So, all in all, the day in the theatre turned out to be a rather amazing surprise. And, as a result, I’m going to go back for day two (just one play this time) today. And… to vote.
After the show I met some of the local actors .. actors of my vintage who remembered Singin’ n the Rain, Barnum and, of course, Ziegfeld and the time when I came to cast in France..
And then home. Christophe to write, and me… to bed with a novel on the wartime music hall by Monsieur Pierre Philippe…
Sigh. I get by in spoken French pretty well, but the moment we get into ‘proper’ writing the words I don’t know turn up page after page. Still, Pierre isn’t quite as impenetrable as Chris can be when he gets into his dictionary language, and I am enjoying the book a lot. And even learning a bit!

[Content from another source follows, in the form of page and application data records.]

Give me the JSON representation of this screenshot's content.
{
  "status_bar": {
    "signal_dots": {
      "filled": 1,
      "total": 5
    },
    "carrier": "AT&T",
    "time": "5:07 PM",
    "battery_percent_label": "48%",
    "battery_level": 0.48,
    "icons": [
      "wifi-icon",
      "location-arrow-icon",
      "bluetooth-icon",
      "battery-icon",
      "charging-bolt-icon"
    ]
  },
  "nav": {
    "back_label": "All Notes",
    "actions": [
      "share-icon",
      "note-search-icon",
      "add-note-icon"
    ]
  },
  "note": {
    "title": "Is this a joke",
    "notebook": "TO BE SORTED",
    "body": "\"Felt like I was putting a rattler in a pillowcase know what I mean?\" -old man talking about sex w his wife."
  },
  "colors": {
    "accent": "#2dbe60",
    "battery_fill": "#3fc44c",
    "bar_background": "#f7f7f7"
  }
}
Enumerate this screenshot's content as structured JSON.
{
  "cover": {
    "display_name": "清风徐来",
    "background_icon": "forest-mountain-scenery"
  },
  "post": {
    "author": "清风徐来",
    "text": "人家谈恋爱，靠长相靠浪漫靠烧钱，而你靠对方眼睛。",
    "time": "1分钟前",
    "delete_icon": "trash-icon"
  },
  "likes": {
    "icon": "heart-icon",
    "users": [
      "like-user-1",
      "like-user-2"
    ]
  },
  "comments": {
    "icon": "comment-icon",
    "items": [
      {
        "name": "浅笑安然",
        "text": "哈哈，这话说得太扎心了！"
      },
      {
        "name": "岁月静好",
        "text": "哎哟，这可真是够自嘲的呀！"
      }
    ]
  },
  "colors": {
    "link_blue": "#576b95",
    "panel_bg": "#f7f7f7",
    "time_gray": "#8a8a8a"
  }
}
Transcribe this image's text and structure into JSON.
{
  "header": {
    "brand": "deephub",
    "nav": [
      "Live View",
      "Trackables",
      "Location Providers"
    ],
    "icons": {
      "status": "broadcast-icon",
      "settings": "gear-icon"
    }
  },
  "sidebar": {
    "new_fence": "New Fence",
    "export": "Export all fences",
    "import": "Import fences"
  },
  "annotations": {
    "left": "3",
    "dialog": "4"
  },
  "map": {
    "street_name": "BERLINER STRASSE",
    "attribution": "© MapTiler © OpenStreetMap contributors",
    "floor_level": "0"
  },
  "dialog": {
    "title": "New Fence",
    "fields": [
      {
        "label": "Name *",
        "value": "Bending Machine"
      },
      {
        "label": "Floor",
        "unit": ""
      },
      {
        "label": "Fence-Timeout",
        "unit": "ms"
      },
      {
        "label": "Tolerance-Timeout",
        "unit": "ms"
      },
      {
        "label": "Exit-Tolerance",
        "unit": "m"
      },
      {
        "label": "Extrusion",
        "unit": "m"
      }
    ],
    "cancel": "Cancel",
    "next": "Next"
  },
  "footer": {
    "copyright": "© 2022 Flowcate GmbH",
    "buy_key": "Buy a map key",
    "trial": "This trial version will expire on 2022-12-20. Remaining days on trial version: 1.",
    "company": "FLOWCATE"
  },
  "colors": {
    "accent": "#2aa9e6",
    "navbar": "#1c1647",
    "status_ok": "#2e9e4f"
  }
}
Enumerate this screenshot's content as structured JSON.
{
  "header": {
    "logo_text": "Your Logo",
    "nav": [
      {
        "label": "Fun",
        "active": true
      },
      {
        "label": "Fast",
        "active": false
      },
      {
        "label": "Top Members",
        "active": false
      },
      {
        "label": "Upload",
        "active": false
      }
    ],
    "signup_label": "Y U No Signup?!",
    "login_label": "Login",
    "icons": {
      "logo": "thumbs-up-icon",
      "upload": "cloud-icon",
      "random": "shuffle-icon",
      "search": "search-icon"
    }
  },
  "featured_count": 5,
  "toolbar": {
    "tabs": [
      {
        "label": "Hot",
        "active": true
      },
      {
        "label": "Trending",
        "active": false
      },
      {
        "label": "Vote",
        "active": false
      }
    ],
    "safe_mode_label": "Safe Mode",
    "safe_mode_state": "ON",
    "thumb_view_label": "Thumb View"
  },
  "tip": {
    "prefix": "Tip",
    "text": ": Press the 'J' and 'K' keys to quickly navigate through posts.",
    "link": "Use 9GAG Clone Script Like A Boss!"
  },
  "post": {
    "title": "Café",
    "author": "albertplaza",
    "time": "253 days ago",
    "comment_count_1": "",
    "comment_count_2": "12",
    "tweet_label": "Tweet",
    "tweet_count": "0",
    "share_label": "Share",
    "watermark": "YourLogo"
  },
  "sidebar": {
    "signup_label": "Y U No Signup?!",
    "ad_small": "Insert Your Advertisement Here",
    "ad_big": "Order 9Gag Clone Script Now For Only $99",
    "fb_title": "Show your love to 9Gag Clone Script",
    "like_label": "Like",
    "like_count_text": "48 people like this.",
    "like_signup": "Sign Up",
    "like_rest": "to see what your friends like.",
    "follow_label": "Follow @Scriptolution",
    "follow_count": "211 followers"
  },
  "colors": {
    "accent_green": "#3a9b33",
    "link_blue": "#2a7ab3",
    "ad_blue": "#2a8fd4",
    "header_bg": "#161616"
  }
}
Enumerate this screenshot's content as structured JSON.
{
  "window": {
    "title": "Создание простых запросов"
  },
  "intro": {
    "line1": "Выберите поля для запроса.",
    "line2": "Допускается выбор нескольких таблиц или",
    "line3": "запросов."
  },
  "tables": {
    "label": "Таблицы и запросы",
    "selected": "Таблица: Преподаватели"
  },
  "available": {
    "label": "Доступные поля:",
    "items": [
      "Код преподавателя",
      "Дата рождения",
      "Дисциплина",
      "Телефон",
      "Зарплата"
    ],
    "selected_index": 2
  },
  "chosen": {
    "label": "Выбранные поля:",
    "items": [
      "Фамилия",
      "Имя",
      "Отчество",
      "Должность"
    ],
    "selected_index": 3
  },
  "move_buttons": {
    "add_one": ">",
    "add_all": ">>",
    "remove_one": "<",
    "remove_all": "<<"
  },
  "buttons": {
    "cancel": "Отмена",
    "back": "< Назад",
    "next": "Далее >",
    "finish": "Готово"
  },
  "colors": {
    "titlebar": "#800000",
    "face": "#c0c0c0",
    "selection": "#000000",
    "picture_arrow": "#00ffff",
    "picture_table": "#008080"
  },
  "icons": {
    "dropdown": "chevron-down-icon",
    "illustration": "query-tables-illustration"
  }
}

Well, Its nearly midday. Time to head for Le Chineur and luncheon. I have decided that it is not possible to do luncheon AND dinner in one day without blowing up to the size of ... of … Pierre Philippe, so I think luncheon is probably a good bet. Especially when we have evening theatre (6-8pm today, very civilised),,
And I shall do my WiFi and check out on all your letters…
And the little Chinese lady who is waiting to clean my room will be happy too,,
So, off I go into a mixture of the known and the unknown once more…